Industry Facts 2016-12-07T14:25:10+00:00

Industry Facts

Once you know the statistics, you’ll see that pre-employment screening is certainly an investment in the health of your company or organization, regardless of your size. Here are some interesting facts and figures from the pre-employment screening industry.

Bad Hires

  • It costs $7,000 to replace a salaried employee, $10,000 to replace a mid-level employee and $40,000 to replace a senior executive.
    Source: Recruiting Times
  • In 1999, employers lost 60 percent of negligent hiring/supervision jury trials.
    Source: The Reish & Luftman Practical Guide to Employment Law
  • On average, in U.S. businesses,  at least half of all new hires “don’t work out.”
    Source: Fortune, 2/00

 

False Information

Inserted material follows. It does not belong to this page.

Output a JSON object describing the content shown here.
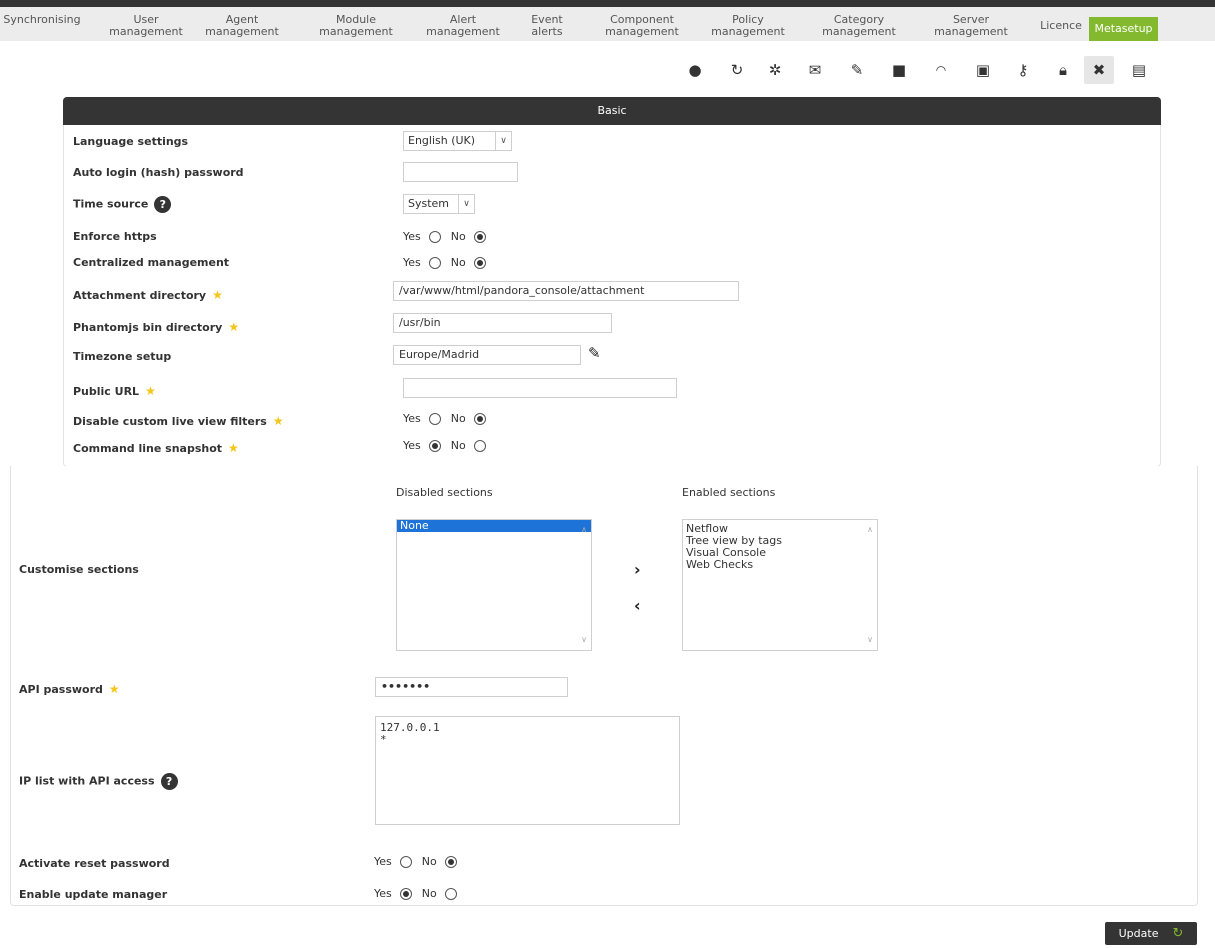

  • 9% of job applicants falsely claimed they had a college degree, listed false employers or identified jobs that didn’t exist.
    Source: Resume Inflation: Two Wrongs May Mean No Rights, by Barbara Kat Repa, Nolo .com, 8/801
  • 34% of all application forms contain outright lies about experience, education and the ability to perform essential functions on the job.
    Source: Wall Street Journal
  • 11% of job applicants misrepresented why they left a former employer.
    Source: Resume Inflation: Two Wrongs May Mean No Rights, by Barbara Kat Repa, Nolo .com, 8/801
  • Nearly one-third of job applicants listed dates of employment that were inaccurate by more than three months.
    Source: Resume Inflation: Two Wrongs May Mean No Rights, by Barbara Kat Repa, Nolo .com, 8/801
  • As many as 30 percent of jobseekers exaggerate their accomplishments, and about 10 percent “seriously misrepresent” their backgrounds.
    Source: The Complete Reference Checking Book, by Edward C. Adler

 

On-the-Job Violence

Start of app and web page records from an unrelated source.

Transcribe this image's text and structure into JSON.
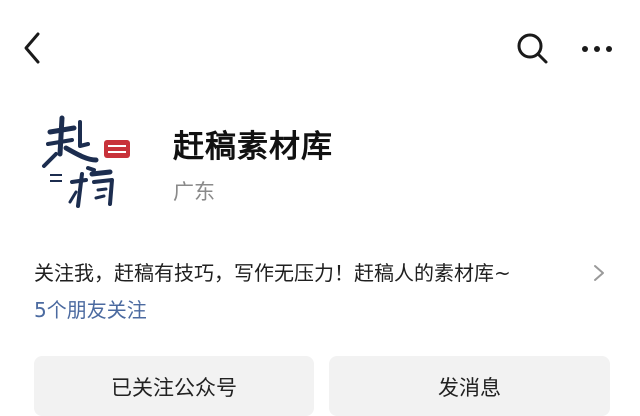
{
  "header": {
    "back_icon": "chevron-left-icon",
    "search_icon": "search-icon",
    "more_icon": "more-horizontal-icon"
  },
  "account": {
    "logo_icon": "account-logo",
    "name": "赶稿素材库",
    "region": "广东"
  },
  "intro": {
    "text": "关注我，赶稿有技巧，写作无压力！赶稿人的素材库~",
    "chevron_icon": "chevron-right-icon"
  },
  "friends_following": "5个朋友关注",
  "actions": {
    "followed_label": "已关注公众号",
    "message_label": "发消息"
  },
  "colors": {
    "friends_link": "#4b6aa0",
    "button_bg": "#f2f2f2",
    "logo_ink": "#1c2d4f",
    "logo_seal": "#c8323a"
  }
}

  • On-the-job violence costs employers $36 billion each year.
    Source: Workplace Violence Research Institute
  • The average award in a workplace violence lawsuit exceeds $1 million per case.
    Source: Workplace Violence Research Institute
  • Workplace violence is the foremost concern of corporate security directors at Fortune 1000 companies. Other top concerns include employee selection and screening      concerns, fraud and white-collar crime, theft, drugs and alcohol in the workplace and unethical business practices.
    Source: Pinkerton, Top Security  Threats, Year 2000 Survey
  • In May 1999, an estimated 16,400 threats were made, 723 workers were attacked and 43,800 were harassed each work day.
    Source: The Workplace Violence Research Institute
  • 57% of respondents reported that a violent incident occurred in their workplace between January 1995 and July 1999.
    Source: Society of Human Resource Management, Workplace Violence Study, 1999

 

Drugs

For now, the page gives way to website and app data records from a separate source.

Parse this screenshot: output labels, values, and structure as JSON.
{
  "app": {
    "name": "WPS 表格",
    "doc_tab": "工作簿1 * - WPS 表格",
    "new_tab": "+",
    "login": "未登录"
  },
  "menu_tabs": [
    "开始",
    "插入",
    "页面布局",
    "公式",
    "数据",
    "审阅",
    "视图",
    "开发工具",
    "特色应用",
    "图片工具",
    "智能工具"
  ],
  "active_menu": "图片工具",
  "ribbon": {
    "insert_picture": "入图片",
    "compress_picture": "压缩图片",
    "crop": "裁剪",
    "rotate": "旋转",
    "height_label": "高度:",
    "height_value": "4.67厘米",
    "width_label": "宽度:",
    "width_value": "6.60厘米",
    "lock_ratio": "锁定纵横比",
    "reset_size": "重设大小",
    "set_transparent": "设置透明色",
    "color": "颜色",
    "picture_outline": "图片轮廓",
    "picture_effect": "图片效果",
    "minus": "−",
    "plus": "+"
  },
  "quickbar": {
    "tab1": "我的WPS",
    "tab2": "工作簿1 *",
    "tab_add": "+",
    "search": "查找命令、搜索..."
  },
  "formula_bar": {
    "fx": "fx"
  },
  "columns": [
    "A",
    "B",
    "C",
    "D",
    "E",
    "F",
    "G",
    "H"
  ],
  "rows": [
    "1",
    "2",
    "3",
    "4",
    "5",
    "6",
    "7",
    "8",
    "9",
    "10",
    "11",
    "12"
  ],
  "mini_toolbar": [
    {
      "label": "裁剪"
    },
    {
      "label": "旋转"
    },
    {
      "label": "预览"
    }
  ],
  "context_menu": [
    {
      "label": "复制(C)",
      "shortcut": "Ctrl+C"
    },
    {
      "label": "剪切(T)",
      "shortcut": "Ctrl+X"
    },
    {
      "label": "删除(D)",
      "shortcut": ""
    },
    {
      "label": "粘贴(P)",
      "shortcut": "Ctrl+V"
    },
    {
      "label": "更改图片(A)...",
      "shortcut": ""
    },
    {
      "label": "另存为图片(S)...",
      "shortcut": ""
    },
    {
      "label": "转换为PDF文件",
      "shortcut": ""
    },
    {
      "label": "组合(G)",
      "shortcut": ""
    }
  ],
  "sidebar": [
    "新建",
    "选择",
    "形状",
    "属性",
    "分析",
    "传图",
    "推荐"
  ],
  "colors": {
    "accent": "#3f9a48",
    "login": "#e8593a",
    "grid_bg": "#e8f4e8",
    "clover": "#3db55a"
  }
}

  • One in six workers has a drug problem.
    Source: Don’t Hire A Crook, Dennis DeMay and James R. Flowers Jr., 1999 Facts on Demand Press, pg. 90
  • 87% of major US firms now test employees, job applicants or both for drug use.
    Source: Don’t Hire A Crook, Dennis DeMay and James R. Flowers Jr., 1999 Facts on Demand Press, pg. 90

 

Employee Theft

  • 30% of all business failures are caused by employee theft.
    Source: American Management Association and US Chamber of Commerce
  • 14.7% of all applicants admit to theft of merchandise from an employer.
    Source: Reid Psychological Systems (Don’t Hire a Crook, Dennis DeMay; James R. Flowers, Jr., 1999 Facts on Demand Press, pg. 88)
  • 4.4% of all applicants admit to theft of cash from an employer.
    Source: Reid Psychological Systems (Don’t Hire a Crook, Dennis DeMay; James R. Flowers, Jr., 1999 Facts on Demand Press, pg. 88)
  • 33% of all applicants admit to being tempted to steal from an employer.
    Source: Security Magazine, 3/97